Items listed in a dataset
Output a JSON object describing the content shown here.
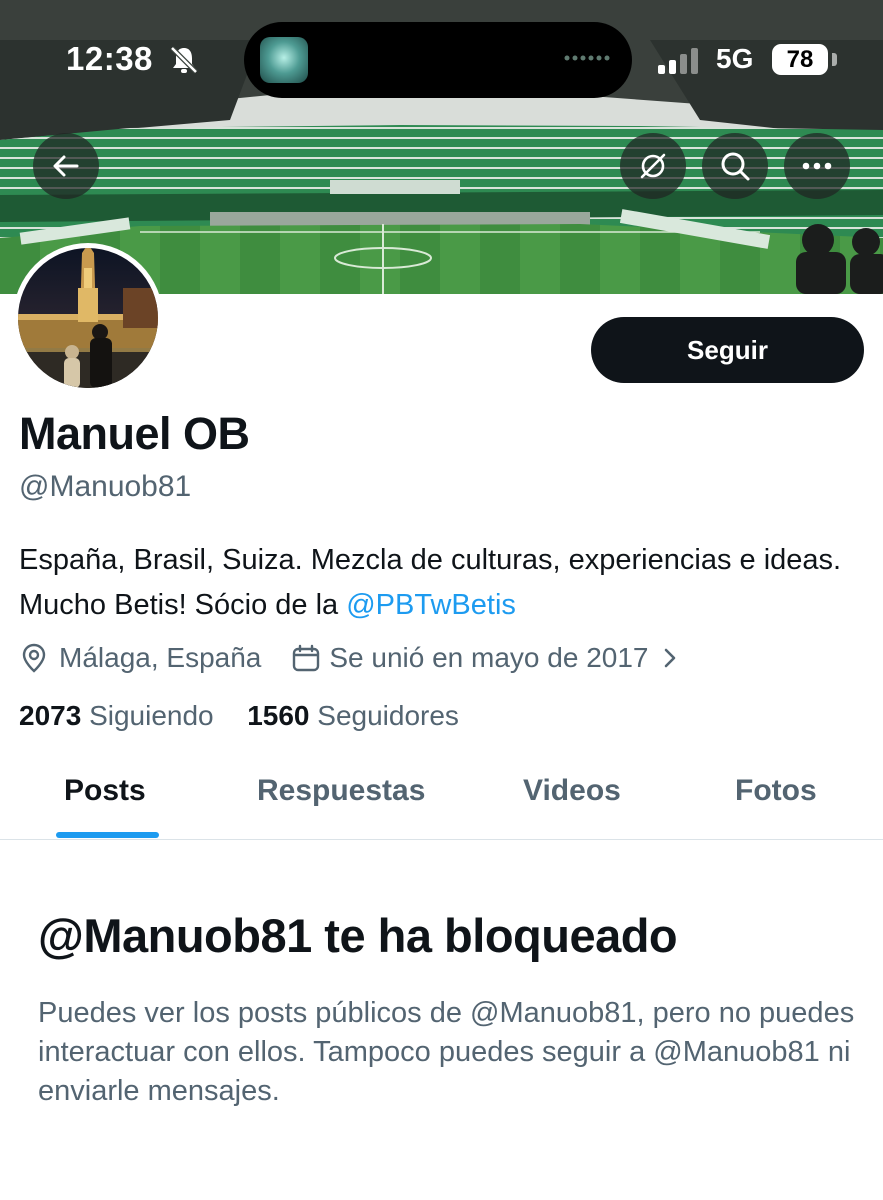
{
  "status_bar": {
    "time": "12:38",
    "network": "5G",
    "battery": "78"
  },
  "banner": {
    "image": "green football stadium with pitch and crowd"
  },
  "profile": {
    "follow_label": "Seguir",
    "display_name": "Manuel OB",
    "handle": "@Manuob81",
    "bio_text": "España, Brasil, Suiza. Mezcla de culturas, experiencias e ideas. Mucho Betis! Sócio de la ",
    "bio_link": "@PBTwBetis",
    "location": "Málaga, España",
    "joined": "Se unió en mayo de 2017",
    "following_count": "2073",
    "following_label": "Siguiendo",
    "followers_count": "1560",
    "followers_label": "Seguidores"
  },
  "tabs": [
    {
      "label": "Posts",
      "active": true
    },
    {
      "label": "Respuestas",
      "active": false
    },
    {
      "label": "Videos",
      "active": false
    },
    {
      "label": "Fotos",
      "active": false
    }
  ],
  "blocked": {
    "title": "@Manuob81 te ha bloqueado",
    "message": "Puedes ver los posts públicos de @Manuob81, pero no puedes interactuar con ellos. Tampoco puedes seguir a @Manuob81 ni enviarle mensajes."
  },
  "colors": {
    "accent": "#1d9bf0",
    "text_primary": "#0f1419",
    "text_secondary": "#536471",
    "pitch_green": "#3f8d3f"
  },
  "icons": [
    "back-arrow-icon",
    "rss-icon",
    "search-icon",
    "more-icon",
    "location-pin-icon",
    "calendar-icon",
    "chevron-right-icon",
    "bell-slash-icon",
    "cellular-signal-icon"
  ]
}
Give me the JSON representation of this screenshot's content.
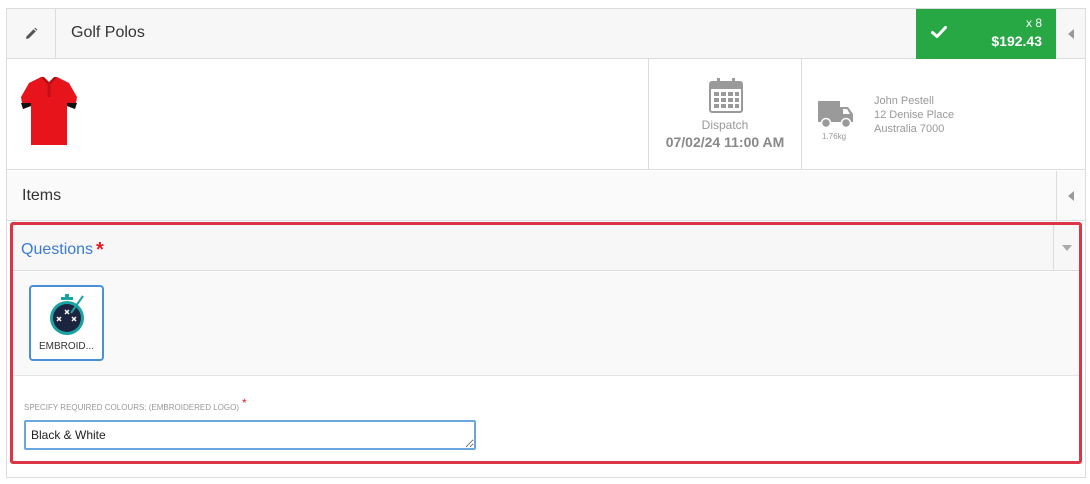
{
  "header": {
    "title": "Golf Polos",
    "quantity": "x 8",
    "total": "$192.43"
  },
  "details": {
    "dispatch_label": "Dispatch",
    "dispatch_date": "07/02/24 11:00 AM",
    "weight": "1.76kg",
    "address": {
      "name": "John Pestell",
      "street": "12 Denise Place",
      "region": "Australia 7000"
    }
  },
  "items": {
    "label": "Items"
  },
  "questions": {
    "label": "Questions",
    "required_marker": "*",
    "options": [
      {
        "label": "EMBROID..."
      }
    ],
    "field": {
      "label": "SPECIFY REQUIRED COLOURS: (EMBROIDERED LOGO)",
      "required_marker": "*",
      "value": "Black & White"
    }
  },
  "colors": {
    "success": "#28a745",
    "highlight_border": "#dc3545",
    "link_blue": "#3a7bd5",
    "product_red": "#e8141b"
  },
  "icons": [
    "pencil-icon",
    "check-icon",
    "caret-left-icon",
    "calendar-icon",
    "truck-icon",
    "caret-down-icon",
    "embroidery-icon"
  ]
}
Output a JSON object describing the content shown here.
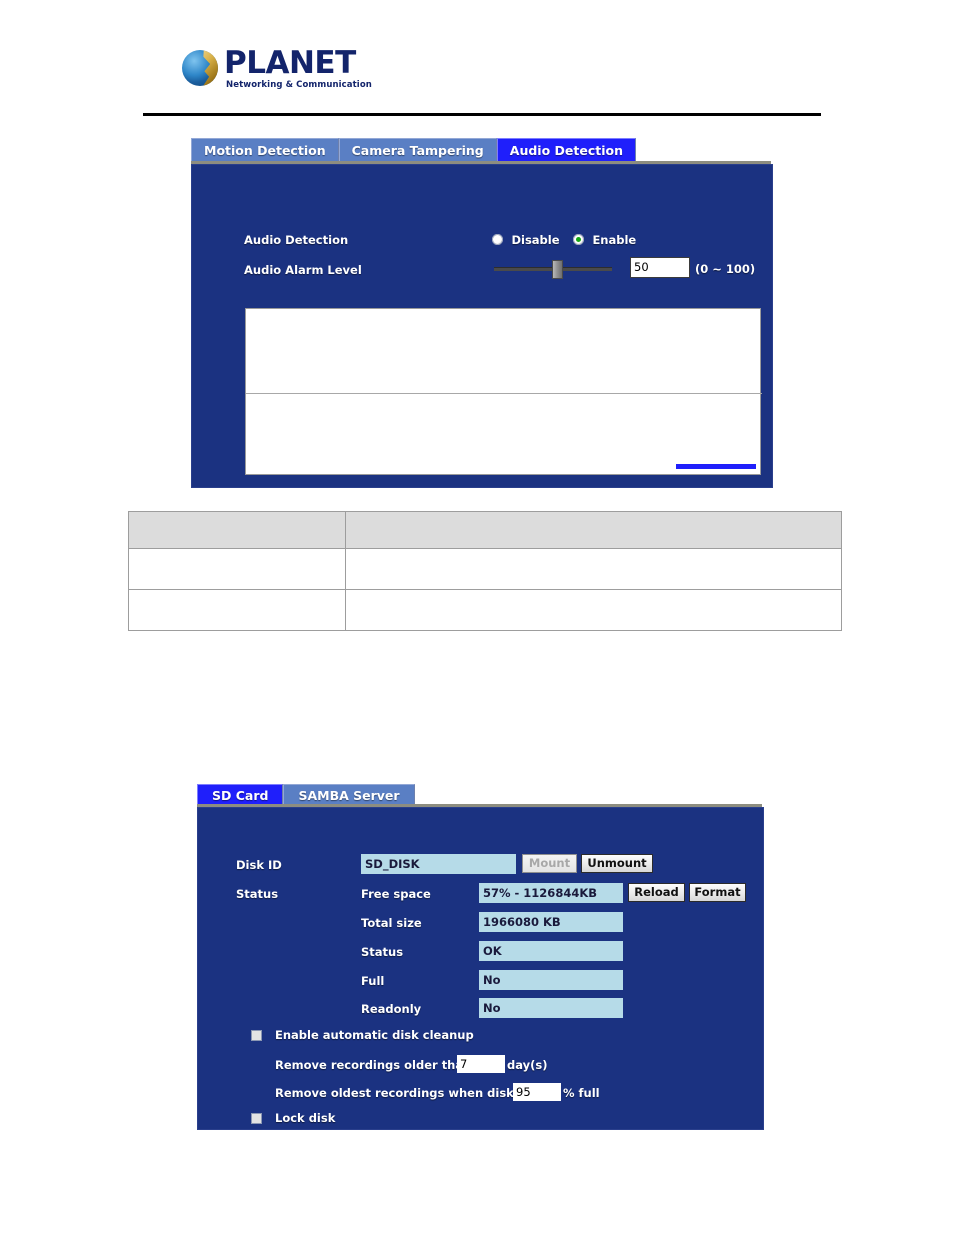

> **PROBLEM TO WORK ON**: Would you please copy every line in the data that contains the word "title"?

> **WRITTEN SOLUTION**:
    "title": "@Manuob81 te ha bloqueado",
    "title": "Golf Polos",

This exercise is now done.